Requirement:
The records follow. Retype them without a single change.

------------------------------------------------

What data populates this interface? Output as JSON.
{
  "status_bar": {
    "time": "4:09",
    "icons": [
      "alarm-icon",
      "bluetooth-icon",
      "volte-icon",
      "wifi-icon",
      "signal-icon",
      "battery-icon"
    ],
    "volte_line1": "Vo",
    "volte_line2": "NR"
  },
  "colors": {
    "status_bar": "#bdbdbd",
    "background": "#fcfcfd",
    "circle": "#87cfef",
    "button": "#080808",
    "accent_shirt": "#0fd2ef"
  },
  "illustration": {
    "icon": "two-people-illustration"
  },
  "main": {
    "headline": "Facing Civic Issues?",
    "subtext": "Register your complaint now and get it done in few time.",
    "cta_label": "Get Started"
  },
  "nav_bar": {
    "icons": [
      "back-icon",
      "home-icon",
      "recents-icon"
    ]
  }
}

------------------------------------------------

Response to this exercise:
What data populates this interface? Output as JSON.
{
  "status_bar": {
    "time": "4:09",
    "icons": [
      "alarm-icon",
      "bluetooth-icon",
      "volte-icon",
      "wifi-icon",
      "signal-icon",
      "battery-icon"
    ],
    "volte_line1": "Vo",
    "volte_line2": "NR"
  },
  "colors": {
    "status_bar": "#bdbdbd",
    "background": "#fcfcfd",
    "circle": "#87cfef",
    "button": "#080808",
    "accent_shirt": "#0fd2ef"
  },
  "illustration": {
    "icon": "two-people-illustration"
  },
  "main": {
    "headline": "Facing Civic Issues?",
    "subtext": "Register your complaint now and get it done in few time.",
    "cta_label": "Get Started"
  },
  "nav_bar": {
    "icons": [
      "back-icon",
      "home-icon",
      "recents-icon"
    ]
  }
}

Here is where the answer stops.